The Katt seemingly in charge came by the cart, bowed and addressed the High Priest in the Sentient Peoples’ common tongue. “Man’s grace be with ye, Lord High Priest.”
“Thou knowest me, Katt. I know thee not. Who art thou?”
The Katt flinched at the use of the singular pronoun, used in the common tongue to address inferiors in rank. He shrugged and answered, “I am Cortin Longtail, your Lordship. Presently councilor in the Katt Grand Council. Soon to be Patriarch, Man willing.”
“Patriarch? Art thou in the Sharpclaws family?”

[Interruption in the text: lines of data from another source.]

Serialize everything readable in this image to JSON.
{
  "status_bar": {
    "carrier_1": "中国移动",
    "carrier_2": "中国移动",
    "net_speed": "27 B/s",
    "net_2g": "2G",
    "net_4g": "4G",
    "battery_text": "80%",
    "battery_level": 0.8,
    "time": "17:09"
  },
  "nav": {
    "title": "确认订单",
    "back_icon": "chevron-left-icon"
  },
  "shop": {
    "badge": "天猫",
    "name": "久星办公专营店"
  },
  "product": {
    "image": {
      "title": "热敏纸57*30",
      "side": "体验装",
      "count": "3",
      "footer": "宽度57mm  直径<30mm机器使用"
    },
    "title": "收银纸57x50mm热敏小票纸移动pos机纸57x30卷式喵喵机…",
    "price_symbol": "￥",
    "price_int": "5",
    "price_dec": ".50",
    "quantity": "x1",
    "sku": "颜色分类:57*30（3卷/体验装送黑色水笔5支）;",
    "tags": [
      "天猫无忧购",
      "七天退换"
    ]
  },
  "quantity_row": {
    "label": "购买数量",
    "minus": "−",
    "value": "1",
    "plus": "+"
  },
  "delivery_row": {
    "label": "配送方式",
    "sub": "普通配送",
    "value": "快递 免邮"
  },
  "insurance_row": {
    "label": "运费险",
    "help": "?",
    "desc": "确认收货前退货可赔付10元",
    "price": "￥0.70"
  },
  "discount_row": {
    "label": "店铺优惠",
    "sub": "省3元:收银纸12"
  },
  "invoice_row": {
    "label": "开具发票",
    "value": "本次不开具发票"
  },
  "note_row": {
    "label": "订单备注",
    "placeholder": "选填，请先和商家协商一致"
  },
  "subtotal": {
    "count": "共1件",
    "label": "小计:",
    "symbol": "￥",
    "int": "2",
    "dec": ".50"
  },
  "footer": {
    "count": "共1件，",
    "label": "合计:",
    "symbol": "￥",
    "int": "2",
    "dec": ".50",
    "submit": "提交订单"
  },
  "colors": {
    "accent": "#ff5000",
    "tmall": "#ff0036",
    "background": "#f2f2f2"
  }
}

Longtail’s pupils became a vertical slit and he smiled dangerously. “No, your Lordship, not really. But my purpose here is to introduce you to a Katt who is.”
The Katt turned around and ordered his people in the Katt tongue. “Bring that scumbag over here, lads!”
He turned back to the Dawg. “Your Lordship, I want you to meet Thomm Sharpclaws, the Katt who is going to kill you.”
Fluff Fourfangs was not frightened at all; if anything, he was rather amused at the Katt’s impudence. “Thou art out of thy mind, Katt. Hast thou not noticed I am in the middle of a heavily armed division of my soldiers?”
Longtail laughed out loud. “Oh! But those are not actually your soldiers, your Lordship. They are Abbot Finehide’s. In fact, here he comes himself. He will tell you so.”
The High Priest looked around. The arrows and swords of his retinue were now pointing at him, and he saw a new legion of priest-soldiers coming at him from behind the surrounding trees and bushes.
Copyright © 2006 by Roberto Sanhueza